Hi Blog. Debito.org Reader MMT writes in (he says it all, really, so I won’t comment further):
September 30, 2012: An interesting bit of news that was on the JT homepage this week. It seems that although the alien registration card is considered equal to the new zairyu card until July 2015 by the government, it appears not for certain government agencies. Japan Post has a notice on their homepage stating that foreign residents can no longer use the alien registration card as of July 9th, 2012 (or in other words, the same day the zairyu card became available). How the post office can reject ID which is still valid and basically force longer-term residents into changing over their cards immediately is beyond my comprehension.
JT: “Even though alien registration certificates are valid until 2015, Japan Post decided effective July 9, 2012, to no longer accept such cards. Please see this website,” he writes.
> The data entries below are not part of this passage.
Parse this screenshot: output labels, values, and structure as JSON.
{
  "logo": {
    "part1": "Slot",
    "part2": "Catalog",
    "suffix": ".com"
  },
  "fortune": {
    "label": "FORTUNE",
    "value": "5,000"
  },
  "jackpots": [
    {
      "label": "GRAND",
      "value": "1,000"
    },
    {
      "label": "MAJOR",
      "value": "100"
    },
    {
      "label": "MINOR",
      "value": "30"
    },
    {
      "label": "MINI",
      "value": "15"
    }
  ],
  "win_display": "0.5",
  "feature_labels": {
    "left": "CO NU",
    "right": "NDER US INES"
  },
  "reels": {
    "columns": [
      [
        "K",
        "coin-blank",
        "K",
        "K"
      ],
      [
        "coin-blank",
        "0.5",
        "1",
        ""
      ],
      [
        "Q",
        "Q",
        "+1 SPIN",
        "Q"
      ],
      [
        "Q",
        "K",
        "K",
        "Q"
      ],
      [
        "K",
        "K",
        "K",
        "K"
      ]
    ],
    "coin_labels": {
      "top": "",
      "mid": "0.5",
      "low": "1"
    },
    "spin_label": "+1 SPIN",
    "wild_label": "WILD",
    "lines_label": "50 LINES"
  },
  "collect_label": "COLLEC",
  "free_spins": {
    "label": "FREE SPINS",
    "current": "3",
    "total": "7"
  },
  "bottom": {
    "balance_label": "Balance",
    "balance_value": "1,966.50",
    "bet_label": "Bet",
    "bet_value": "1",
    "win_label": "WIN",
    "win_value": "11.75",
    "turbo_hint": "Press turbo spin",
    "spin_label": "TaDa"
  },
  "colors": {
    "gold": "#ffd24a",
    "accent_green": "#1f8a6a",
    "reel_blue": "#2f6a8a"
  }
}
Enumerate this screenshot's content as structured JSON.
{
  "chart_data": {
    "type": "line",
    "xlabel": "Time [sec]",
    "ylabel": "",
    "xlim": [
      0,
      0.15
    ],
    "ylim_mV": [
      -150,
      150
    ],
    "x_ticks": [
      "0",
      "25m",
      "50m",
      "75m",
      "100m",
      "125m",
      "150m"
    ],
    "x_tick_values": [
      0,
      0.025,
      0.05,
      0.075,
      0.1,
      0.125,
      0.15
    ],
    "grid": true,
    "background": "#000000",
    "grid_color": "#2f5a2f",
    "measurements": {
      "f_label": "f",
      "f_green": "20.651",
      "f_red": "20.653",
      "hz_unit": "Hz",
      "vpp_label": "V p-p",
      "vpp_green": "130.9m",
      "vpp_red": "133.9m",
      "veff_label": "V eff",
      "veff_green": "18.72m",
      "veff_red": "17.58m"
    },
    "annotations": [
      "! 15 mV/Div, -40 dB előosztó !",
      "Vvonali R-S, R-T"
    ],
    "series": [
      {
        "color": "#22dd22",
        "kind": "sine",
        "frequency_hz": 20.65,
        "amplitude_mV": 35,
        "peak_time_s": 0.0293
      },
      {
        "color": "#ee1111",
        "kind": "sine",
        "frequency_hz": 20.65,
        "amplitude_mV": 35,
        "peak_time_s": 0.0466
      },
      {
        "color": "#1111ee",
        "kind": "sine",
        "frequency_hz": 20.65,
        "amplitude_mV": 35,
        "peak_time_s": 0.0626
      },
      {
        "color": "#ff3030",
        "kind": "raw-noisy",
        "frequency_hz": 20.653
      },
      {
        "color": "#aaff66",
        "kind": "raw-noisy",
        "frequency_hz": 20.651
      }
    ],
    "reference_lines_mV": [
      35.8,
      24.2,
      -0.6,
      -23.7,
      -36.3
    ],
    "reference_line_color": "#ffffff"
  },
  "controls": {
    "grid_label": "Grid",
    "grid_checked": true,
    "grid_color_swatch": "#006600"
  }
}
“I found this out when needing to show identification for receiving a restricted delivery mail service document. I am a permanent resident. I find it odd, perhaps discriminatory, and certainly a bureaucratic overreach on the part of the postal service.”
We confirmed this with Japan Post; it’s true that they are now only accepting the new resident cards (zairyūkādo), which have replaced alien registration cards, despite the fact the latter are still valid until renewal or 2015 (whichever comes first). If you have another form of picture ID, such as a driver’s license, this should work, or a passport if your address doesn’t need to be confirmed.
October 1, 2012: As a further bit of news regarding this story, I called the immigration help line on October 1, 2012, to see if they were aware of this development. The staff informed me that yes, the alien registration card is still valid, as stated and acts as one’s zairyu card until July 9th, 2015. When I asked if they were aware that the Japan Post officially began rejecting the alien registration card the very same day the zairyu card became available, they replied that perhaps in cases such as with banks and the post office, you may have to switch over to the new card in order to have acceptable ID. I quickly pointed out that since the government (namely, the Ministry of Justice, no less) has deemed this ID to be equal to the zairyu card for a further three years, shouldn’t it be unacceptable (unlawful?) for any any semi-government agency or private business to reject it? They agreed that my argument “made sense.”
The immigration staff then suggested that if my alien registration card is rejected by the post office or other place of business that I should give them the number for the Tokyo Immigration administration office (03-5796-7250) so that the post office can call them and get a clarification. It was at that point that I hinted that perhaps it was the job of the immigration department to inform all relevant agencies to stop making arbitrary rules regarding which government-issued ID they will choose to accept: to which I got no answer. Strange, indeed. Cheers, MMT
Okay, I’ll comment: It’s just evidence of how secondarily the concerns of NJ are taken in Japan. Even the bureaucracy that governs and polices them won’t fight for them when one branch of it arbitrarily denies them privilege or assistance. Arudou Debito